My test XC60 T6’s engine provided quick acceleration, although the XC60 is heavy and there’s mild torque steer when moving fast off the line. My test car had front-wheel drive, but the XC60 also is offered with all-wheel drive, which should eliminate torque steer.
There are a variety of XC60 models, which have list prices ranging from $35,750 for the T5 Drive-E model to $49,800 for the T6 Drive-E Platinum version.
My XC60 T6 Drive-E model (Whatever happened to plain old model names?) had a $44,050 base price, but desirable option packages and a $925 freight charged upped the bottom line to $50,725.
Alluring options included a $4,000 Platinum package. It had a power tailgate, rear park assist camera and premium sound and navigation systems. A $1,500 Sport package contained nifty sport seats and 20-inch alloy wheels, while a $1,500 Technology package had adaptive cruise control, collision warning system with full automatic brake, pedestrian/cylist detection, distance alert and lane departure warning.
There’s also an $800 blind spot information package with cross-traffic alert that can save you crumpled fenders in crowded parking lots, lane-change merge aid and front/rear park assist. My test car’s metallic white paint was $550, and heated front seats were $355.
Still, my XC60 T6 Drive-E had plenty of standard items. They included a laminated panoramic sunroof with a power sunshade, blonde/off-black leather sport seats, dual-zone electronic climate control, power/heated front seats, push-button engine start/stop, leather and silk metal tilt/telescopic wheel, electronic parking brake, 7-inch color Sensus HMI screen and paddle shifters.
There also was a high-performance audio system with 8 speakers that, as noted earlier, took some time to figure out.
Safety items included a City Safety low-speed collision avoidance system that works remarkably well, all sorts of air bags, including inflatable curtain head impact bags, and whiplash protection.
The quick power steering was a bit heavy at low speeds, but not objectionally so, and felt generally reassuring.

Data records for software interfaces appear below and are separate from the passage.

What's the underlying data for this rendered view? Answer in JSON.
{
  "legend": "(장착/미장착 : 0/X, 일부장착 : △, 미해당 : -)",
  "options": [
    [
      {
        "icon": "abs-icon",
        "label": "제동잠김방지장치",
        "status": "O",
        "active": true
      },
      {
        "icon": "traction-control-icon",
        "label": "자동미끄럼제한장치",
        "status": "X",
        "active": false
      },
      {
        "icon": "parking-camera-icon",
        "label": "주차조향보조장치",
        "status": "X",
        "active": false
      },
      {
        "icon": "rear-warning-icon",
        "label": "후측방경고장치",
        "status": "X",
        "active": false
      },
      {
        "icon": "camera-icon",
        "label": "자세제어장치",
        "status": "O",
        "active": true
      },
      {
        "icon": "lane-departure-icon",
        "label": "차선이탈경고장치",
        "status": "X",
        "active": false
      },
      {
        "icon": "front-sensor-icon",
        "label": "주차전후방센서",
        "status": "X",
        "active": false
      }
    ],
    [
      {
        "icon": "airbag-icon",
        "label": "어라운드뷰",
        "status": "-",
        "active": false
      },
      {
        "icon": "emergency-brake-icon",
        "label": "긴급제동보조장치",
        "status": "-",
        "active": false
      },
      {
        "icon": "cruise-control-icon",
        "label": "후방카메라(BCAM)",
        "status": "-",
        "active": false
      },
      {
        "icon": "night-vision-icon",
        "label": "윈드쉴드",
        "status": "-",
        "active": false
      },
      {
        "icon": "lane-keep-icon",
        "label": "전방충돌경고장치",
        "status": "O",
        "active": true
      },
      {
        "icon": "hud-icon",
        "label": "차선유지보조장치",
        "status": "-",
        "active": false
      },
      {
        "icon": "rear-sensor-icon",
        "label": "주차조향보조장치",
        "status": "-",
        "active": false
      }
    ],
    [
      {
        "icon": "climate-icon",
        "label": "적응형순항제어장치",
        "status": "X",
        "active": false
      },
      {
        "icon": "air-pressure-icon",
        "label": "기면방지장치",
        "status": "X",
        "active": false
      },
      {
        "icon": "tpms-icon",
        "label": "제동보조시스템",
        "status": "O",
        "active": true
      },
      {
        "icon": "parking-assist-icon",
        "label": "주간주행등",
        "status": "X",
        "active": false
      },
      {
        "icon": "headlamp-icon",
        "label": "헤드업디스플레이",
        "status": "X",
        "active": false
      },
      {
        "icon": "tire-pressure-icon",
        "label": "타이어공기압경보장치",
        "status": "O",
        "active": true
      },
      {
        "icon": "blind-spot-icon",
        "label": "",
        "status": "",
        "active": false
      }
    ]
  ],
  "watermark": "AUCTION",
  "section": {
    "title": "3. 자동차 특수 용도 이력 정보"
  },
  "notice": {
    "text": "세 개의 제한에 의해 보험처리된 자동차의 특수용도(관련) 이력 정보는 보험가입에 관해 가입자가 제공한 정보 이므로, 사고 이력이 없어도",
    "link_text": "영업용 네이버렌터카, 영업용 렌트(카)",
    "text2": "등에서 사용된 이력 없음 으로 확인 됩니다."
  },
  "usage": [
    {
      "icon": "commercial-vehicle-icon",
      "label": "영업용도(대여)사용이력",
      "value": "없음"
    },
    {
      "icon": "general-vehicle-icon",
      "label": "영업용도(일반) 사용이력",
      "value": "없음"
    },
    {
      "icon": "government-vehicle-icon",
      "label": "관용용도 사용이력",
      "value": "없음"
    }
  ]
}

The rather firm but supple suspension allowed a comfortable ride. Handling for such a big guy was quite good.
Volvo is nothing if not safety minded, and thus helping keep things stable if a driver finds himself going too fast for conditions are dynamic stability control, roll-stability control and a “Touring Chassis” with advanced stability control. Brake effectiveness is helped by an anti-lock system with Ready Alert brakes and electronic brake distribution and assistance.
Those who want to open the hood to check fluid-filler containers may have to consult the owner’s manual because they’ll find that yanking the inside hood release handle won’t release the hood, which is the case with virtually all cars.
Rather, they must pull the release handle twice—likely because of some Volvo safety measure. But then they must search, with scant finger room, under the hood for a cheap plastic release lever, located at a far end of the hood opening. Let’s hope all this isn’t done in a pouring rain.
Pros: Hot new engine. Fast. Secure handling. Supple ride. New automatic transmission. Mostly roomy. Good cargo space. Mode variety. Available all-wheel drive.
Cons: Tight knee room behind tall driver. Rather high passenger and cargo floors. Small rear door openings. Weighty. Some costly options.
Bottom Line: Volvo makes worthwhile updates to its practical crossover.
Dan Jedlicka has been an automotive journalist for more than 40 years. To read his new and vintage car reviews, visit: www.danjedlicka.com.